Given information:
================

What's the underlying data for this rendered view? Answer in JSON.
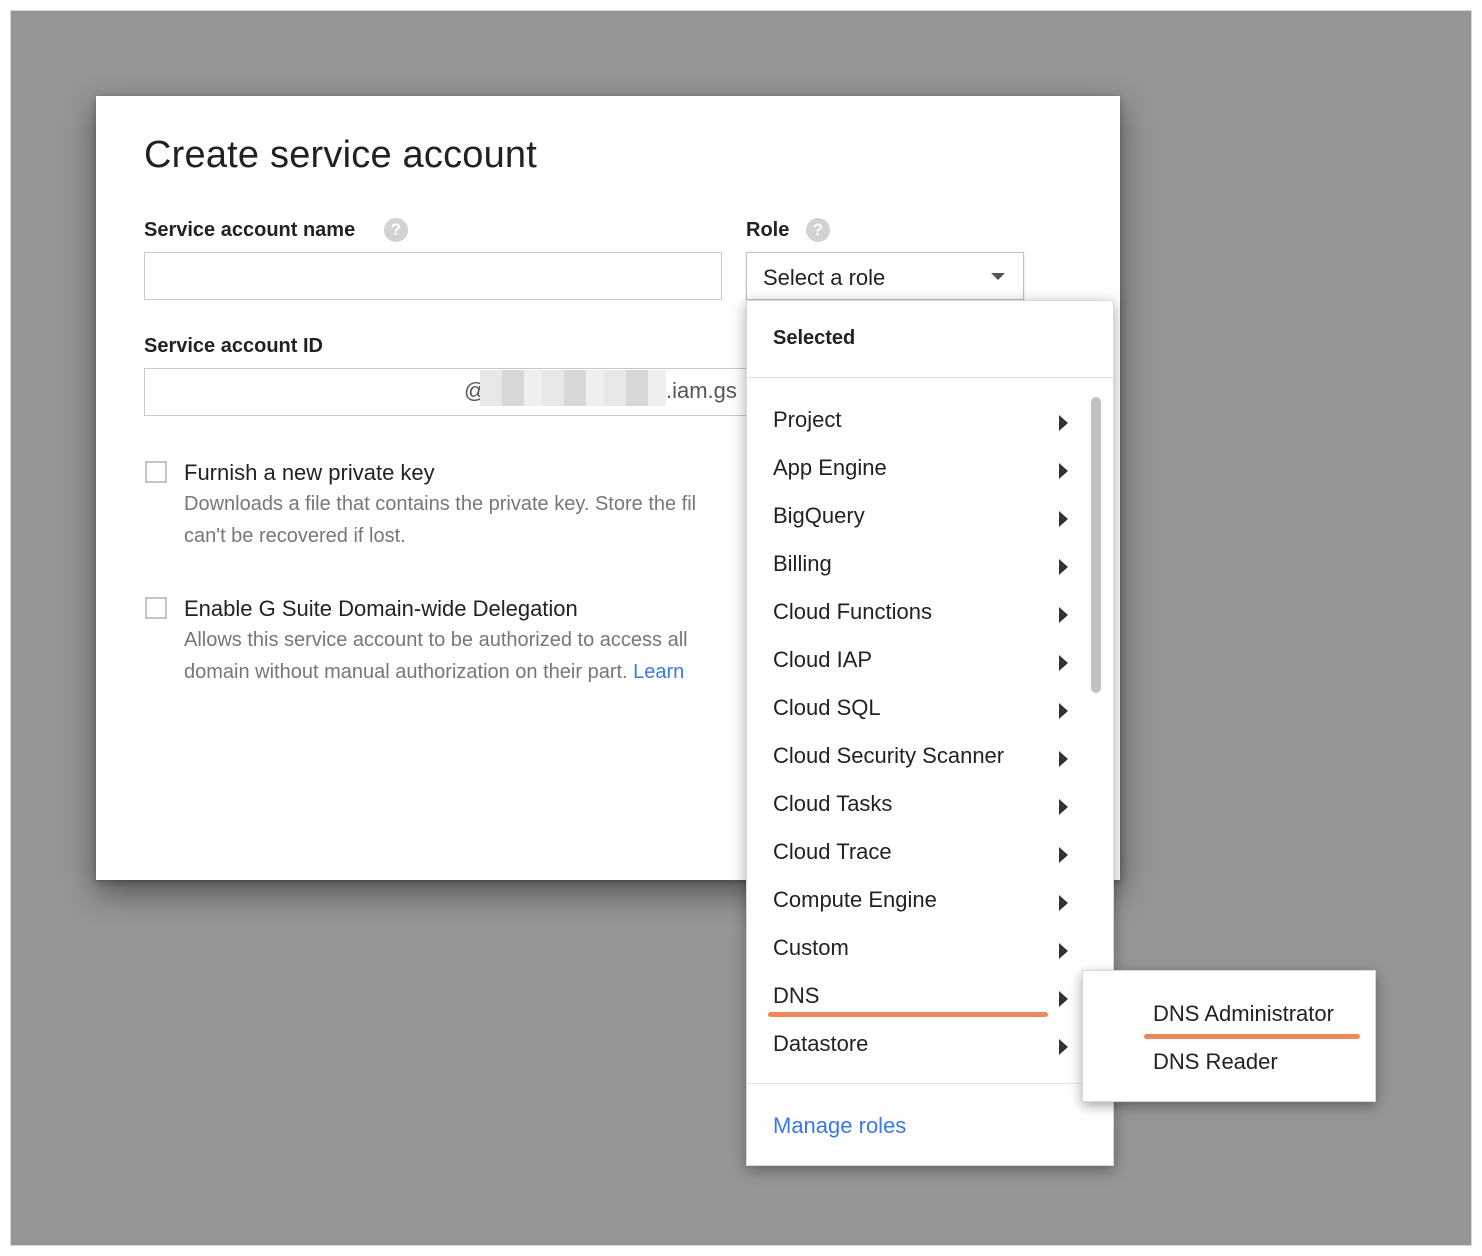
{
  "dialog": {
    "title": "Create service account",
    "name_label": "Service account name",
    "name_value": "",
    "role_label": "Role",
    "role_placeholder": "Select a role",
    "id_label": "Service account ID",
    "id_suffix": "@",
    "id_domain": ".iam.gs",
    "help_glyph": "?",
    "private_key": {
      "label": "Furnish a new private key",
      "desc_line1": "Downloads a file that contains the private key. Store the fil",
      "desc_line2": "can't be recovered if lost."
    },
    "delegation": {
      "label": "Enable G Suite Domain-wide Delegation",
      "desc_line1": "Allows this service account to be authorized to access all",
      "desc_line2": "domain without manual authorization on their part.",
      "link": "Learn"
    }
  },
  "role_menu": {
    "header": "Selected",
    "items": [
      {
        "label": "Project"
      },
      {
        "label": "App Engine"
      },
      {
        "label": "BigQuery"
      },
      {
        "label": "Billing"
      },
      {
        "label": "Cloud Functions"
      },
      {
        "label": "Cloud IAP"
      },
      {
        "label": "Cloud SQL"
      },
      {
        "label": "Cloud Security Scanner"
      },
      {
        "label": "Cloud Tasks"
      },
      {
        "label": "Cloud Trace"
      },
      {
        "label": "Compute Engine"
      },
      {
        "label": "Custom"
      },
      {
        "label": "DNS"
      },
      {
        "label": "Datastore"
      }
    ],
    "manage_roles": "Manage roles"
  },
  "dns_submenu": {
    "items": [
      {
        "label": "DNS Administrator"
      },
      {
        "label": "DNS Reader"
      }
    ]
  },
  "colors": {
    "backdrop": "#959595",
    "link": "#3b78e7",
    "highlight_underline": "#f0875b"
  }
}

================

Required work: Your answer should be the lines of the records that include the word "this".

Reply to the exercise:
What's the underlying data for this rendered view? Answer in JSON.
      "desc_line1": "Allows this service account to be authorized to access all",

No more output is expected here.